Br J Pharmacol. 2013 Feb 6;


Authors: Fahrmayr C, König J, Auge D, Mieth M, Münch K, Segrestaa J, Pfeifer T, Treiber A, Fromm MF


Abstract

BACKGROUND AND PURPOSE: Hepatic uptake (e.g. by OATP1B1), phase I and II metabolism (e.g. by CYP3A4, UGT1A1) and subsequent biliary excretion (e.g. by MRP2) are key determinants for the pharmacokinetics of numerous drugs. However, stably transfected cell models for the simultaneous investigation of transport and phase I and II metabolism of drugs are lacking. EXPERIMENTAL APPROACH: A newly established quadruple-transfected MDCKII-OATP1B1-CYP3A4-UGT1A1-MRP2 cell line was used to investigate metabolism and transcellular transport of the endothelin receptor antagonist bosentan. KEY RESULTS: Intracellular accumulation of bosentan equivalents (i.e. parent compound and metabolites) was significantly lower in all cell lines expressing MRP2 compared to cell lines lacking this transporter (P<0.001). Accordingly, considerably higher amounts of bosentan equivalents were detectable in the apical compartments of cell lines with MRP2 expression (P<0.001). HPLC and LC-MS measurements revealed that mainly unchanged bosentan accumulated in intracellular and apical compartments. Furthermore, the phase I metabolites Ro 48-5033 and Ro 47-8634 were detected intracellularly in cell lines expressing CYP3A4. Additionally, a direct glucuronide of bosentan could be identified intracellularly in cell lines expressing UGT1A1 and in the apical compartments of cell lines expressing UGT1A1 and MRP2. CONCLUSIONS AND IMPLICATIONS: These in vitro data indicate that bosentan is a substrate of UGT1A1. Moreover, the efflux transporter MRP2 mediates export of bosentan and most likely also of bosentan glucuronide in the cell system.
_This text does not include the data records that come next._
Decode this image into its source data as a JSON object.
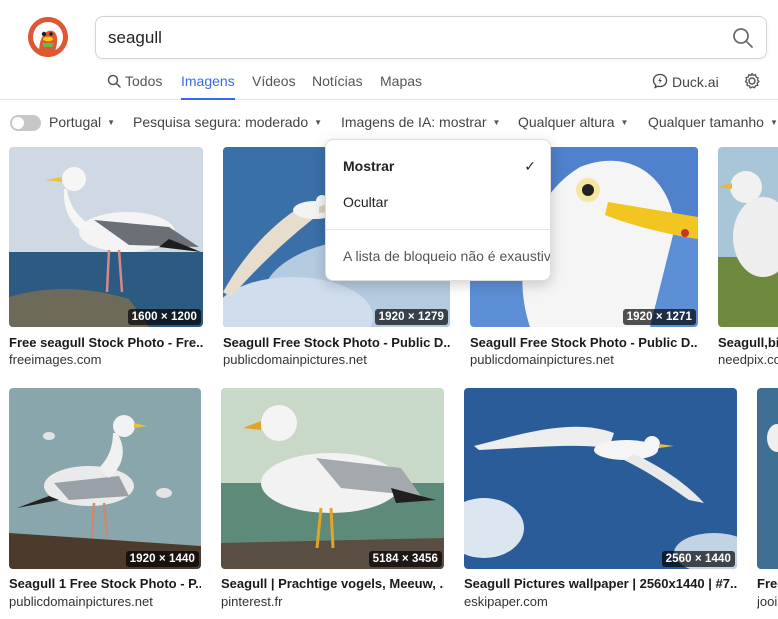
{
  "search": {
    "query": "seagull"
  },
  "tabs": [
    {
      "label": "Todos"
    },
    {
      "label": "Imagens"
    },
    {
      "label": "Vídeos"
    },
    {
      "label": "Notícias"
    },
    {
      "label": "Mapas"
    }
  ],
  "duckai": {
    "label": "Duck.ai"
  },
  "filters": {
    "region": "Portugal",
    "safe_search": "Pesquisa segura: moderado",
    "ai_images": "Imagens de IA: mostrar",
    "height": "Qualquer altura",
    "size": "Qualquer tamanho"
  },
  "dropdown": {
    "show": "Mostrar",
    "hide": "Ocultar",
    "note": "A lista de bloqueio não é exaustiva",
    "checkmark": "✓"
  },
  "results": [
    {
      "dims": "1600 × 1200",
      "title": "Free seagull Stock Photo - Fre...",
      "source": "freeimages.com"
    },
    {
      "dims": "1920 × 1279",
      "title": "Seagull Free Stock Photo - Public D...",
      "source": "publicdomainpictures.net"
    },
    {
      "dims": "1920 × 1271",
      "title": "Seagull Free Stock Photo - Public D...",
      "source": "publicdomainpictures.net"
    },
    {
      "dims": "",
      "title": "Seagull,bir",
      "source": "needpix.co"
    },
    {
      "dims": "1920 × 1440",
      "title": "Seagull 1 Free Stock Photo - P...",
      "source": "publicdomainpictures.net"
    },
    {
      "dims": "5184 × 3456",
      "title": "Seagull | Prachtige vogels, Meeuw, ...",
      "source": "pinterest.fr"
    },
    {
      "dims": "2560 × 1440",
      "title": "Seagull Pictures wallpaper | 2560x1440 | #7...",
      "source": "eskipaper.com"
    },
    {
      "dims": "",
      "title": "Free",
      "source": "jooi"
    }
  ],
  "colors": {
    "accent": "#3969ef",
    "logo": "#de5833"
  },
  "icons": [
    "duckduckgo-logo",
    "search-icon",
    "duckai-icon",
    "gear-icon",
    "checkmark-icon"
  ]
}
Taken together, cell lines simultaneously expressing transport proteins and metabolizing enzymes represent additional useful tools for the investigation of the interplay of transport and metabolism of drugs.
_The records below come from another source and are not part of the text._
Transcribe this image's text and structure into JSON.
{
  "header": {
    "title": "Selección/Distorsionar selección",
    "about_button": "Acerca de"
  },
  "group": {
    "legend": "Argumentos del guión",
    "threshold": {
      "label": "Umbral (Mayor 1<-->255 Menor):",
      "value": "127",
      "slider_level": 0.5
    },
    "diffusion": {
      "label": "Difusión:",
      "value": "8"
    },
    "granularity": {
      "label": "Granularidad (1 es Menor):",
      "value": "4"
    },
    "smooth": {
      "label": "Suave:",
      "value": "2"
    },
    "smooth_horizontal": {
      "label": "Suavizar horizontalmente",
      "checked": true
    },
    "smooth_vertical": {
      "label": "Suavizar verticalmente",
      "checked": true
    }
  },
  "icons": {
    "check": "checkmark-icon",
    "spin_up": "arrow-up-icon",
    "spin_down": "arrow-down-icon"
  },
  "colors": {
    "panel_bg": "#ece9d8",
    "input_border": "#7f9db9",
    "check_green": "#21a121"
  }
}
PMID: 23387445 [PubMed - as supplied by publisher]